But time passed, the tsar died and the repression gradually stopped. The balalaika started sounding again throughout the country, but not for long. The time of popularity was again replaced by almost complete oblivion until the middle of the 19th century. Only rare peasants continued to play the balalaika.
Revival of balalaika
So the balalaika would have been totally lost if not for one day when a young nobleman Vasily Vasilievich Andreev, traveling on his estate, would not have heard the balalaika from his house-serf Antip. Vasily Vasilievich Andreev was struck by the peculiarity of the sound, and yet he considered himself an expert on Russian folk instruments. And he decided to make the balalaika the most popular instrument.
To begin with, he slowly learned to play, then he noticed that the instrument was fraught with enormous opportunities, and decided to improve the balalaika. Andreev went to St. Petersburg to the violin master Ivanov and asked him to think about how to improve the sound of the instrument. Ivanov, however, categorically refused to deal with the balalaika. Andreev then took out an old balalaika that he bought at the fair for thirty kopeks and masterfully performed one of the numerous Russian folk songs. Ivanov was very impressed and finally agreed. The work took a long time, but a new balalaika was eventually made.

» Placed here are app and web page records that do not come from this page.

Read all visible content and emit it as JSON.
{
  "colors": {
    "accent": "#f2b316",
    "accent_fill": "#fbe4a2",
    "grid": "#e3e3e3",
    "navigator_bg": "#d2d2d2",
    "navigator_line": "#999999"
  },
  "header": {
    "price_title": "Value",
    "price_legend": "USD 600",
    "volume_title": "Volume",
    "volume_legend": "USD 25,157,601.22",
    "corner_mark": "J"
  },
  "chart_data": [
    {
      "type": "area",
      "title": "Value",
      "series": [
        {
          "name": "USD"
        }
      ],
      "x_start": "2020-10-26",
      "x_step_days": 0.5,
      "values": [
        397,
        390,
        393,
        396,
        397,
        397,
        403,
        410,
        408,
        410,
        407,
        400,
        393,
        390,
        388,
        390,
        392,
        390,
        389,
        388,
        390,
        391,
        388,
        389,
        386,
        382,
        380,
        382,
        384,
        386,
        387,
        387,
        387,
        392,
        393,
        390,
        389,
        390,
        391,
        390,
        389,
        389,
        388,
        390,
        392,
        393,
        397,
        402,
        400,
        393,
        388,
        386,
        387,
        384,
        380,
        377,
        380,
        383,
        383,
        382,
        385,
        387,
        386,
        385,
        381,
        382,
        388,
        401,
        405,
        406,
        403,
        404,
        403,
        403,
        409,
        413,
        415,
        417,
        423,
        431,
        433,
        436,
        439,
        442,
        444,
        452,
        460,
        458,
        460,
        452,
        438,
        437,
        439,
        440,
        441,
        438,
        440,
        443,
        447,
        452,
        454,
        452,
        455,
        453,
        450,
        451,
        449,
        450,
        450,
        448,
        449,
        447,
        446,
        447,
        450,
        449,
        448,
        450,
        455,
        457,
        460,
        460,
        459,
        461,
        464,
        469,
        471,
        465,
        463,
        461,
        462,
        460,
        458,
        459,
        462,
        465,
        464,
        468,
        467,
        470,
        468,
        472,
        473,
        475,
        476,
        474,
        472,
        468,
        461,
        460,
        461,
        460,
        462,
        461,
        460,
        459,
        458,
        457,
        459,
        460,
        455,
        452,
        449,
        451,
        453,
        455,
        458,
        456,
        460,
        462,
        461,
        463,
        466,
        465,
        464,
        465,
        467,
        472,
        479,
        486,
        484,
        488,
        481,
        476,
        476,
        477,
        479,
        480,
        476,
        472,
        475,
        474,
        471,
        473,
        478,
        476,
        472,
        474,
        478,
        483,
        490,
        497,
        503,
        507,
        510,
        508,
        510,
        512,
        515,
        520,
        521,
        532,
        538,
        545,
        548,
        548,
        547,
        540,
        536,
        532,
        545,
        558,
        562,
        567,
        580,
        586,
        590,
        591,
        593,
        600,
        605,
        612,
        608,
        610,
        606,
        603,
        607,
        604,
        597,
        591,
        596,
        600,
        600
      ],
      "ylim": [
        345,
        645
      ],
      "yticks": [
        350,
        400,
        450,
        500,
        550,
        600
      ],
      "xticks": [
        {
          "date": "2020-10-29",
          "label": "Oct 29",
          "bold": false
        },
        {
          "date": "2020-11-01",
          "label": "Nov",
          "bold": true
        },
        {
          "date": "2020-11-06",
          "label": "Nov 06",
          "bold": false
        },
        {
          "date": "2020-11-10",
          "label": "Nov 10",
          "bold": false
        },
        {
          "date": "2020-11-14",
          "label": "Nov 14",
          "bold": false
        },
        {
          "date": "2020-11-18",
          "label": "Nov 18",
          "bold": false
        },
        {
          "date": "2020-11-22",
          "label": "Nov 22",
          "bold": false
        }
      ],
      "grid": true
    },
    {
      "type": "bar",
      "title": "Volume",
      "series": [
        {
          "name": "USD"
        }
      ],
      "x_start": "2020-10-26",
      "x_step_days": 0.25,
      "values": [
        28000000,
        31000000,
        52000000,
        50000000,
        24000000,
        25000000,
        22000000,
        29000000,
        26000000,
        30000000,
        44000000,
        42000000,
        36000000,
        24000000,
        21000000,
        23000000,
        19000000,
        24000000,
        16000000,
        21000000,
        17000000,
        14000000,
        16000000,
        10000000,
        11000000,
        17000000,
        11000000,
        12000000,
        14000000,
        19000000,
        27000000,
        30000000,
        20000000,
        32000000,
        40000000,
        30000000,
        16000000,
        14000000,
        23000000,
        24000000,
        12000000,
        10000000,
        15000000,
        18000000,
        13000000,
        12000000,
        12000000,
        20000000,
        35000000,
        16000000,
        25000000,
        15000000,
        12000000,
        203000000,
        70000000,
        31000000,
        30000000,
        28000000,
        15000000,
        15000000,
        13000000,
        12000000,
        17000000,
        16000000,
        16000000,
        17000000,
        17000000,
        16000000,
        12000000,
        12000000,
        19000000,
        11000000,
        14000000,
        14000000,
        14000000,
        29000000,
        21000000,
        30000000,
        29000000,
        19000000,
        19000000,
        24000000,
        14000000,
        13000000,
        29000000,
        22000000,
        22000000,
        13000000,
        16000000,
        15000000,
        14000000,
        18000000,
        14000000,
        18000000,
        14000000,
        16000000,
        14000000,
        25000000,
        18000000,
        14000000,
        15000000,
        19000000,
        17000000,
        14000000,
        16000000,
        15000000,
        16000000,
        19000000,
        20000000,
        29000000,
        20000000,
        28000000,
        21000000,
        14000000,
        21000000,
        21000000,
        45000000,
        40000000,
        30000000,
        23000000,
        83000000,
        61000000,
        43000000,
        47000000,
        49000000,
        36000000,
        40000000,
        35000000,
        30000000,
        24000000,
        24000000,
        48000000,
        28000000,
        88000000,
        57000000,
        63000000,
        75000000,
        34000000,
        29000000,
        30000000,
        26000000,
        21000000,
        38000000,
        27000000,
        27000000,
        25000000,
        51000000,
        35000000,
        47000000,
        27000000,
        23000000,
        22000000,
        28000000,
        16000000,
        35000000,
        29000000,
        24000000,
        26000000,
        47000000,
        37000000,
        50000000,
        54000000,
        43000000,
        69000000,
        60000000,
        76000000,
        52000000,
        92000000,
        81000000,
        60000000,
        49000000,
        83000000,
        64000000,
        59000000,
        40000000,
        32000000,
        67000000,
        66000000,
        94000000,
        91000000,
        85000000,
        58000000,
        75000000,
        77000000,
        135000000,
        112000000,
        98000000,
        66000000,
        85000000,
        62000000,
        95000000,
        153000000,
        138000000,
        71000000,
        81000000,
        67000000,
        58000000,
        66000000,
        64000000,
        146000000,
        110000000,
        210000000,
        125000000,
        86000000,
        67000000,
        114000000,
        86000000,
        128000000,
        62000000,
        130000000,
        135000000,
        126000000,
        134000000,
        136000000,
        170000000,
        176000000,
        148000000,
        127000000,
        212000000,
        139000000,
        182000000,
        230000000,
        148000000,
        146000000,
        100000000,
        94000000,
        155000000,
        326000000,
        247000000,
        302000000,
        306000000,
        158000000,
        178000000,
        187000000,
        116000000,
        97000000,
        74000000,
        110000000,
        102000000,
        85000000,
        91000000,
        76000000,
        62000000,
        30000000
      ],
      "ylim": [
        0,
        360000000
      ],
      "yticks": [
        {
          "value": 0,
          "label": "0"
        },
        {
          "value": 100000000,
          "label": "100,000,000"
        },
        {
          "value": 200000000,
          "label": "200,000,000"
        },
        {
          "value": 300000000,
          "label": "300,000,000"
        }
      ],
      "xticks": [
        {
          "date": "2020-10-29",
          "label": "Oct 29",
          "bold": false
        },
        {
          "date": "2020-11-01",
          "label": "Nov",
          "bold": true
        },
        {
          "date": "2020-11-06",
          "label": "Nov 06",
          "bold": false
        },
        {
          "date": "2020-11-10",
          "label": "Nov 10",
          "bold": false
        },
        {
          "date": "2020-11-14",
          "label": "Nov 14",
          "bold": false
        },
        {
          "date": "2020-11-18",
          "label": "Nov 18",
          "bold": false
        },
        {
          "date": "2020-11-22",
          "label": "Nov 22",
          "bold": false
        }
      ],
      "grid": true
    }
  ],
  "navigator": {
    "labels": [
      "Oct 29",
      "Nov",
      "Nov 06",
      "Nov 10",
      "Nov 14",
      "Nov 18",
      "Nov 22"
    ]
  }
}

However, Vasily Andreev conceived something more than just the creation of an improved balalaika. Having taken it from the people, he wanted to bring it back it to the people and to make it wide spread. Now every serving soldier was given a balalaika, and, leaving the army, took the instrument with him.
The days of glory
This way, the balalaika again spread throughout Russia and became one of the most popular instruments. Moreover, Andreev decided to create a family of balalaikas of different sizes on the model of a string quartet. For this, he gathered some of the best masters who, working together, made piccolo, descant, prima, sekunda, viola, bass, and contrabass balalaikas. From these instruments, the basis of the Great Russian Orchestra was created and then traveled to countless countries around the world glorifying the balalaika and Russian culture. It got so popular that in England, USA, and Germany, orchestras of Russian folk instruments were created as well.
In the beginning, Andreev played in the orchestra himself, then he conducted it. At the same time, he gave solo concerts, the so-called “balalaika evenings”. All this contributed to an unusual surge in the popularity of balalaika in Russia and beyond. Moreover, Vasily Vasilievich educated a huge number of students who also tried to support the popularization of balalaika. During this period, composers finally drew attention to the balalaika and, for the first time in its history, the balalaika sounded with an orchestra.
Today the instrument is again going through hard times. There are only a few professional performers left. Balalaika is well forgotten in the modern villages. In general, folk music today is interesting to a very narrow circle of people who attend concerts or play folk instruments themselves.
There are very few famous balalaika players today who are trying to maintain the popularity of the great instrument and are engaged in teaching and concert activities.
In the history of balalaika there have been ups and downs, but it continues to live and takes its rightful place among the symbols of Russian culture.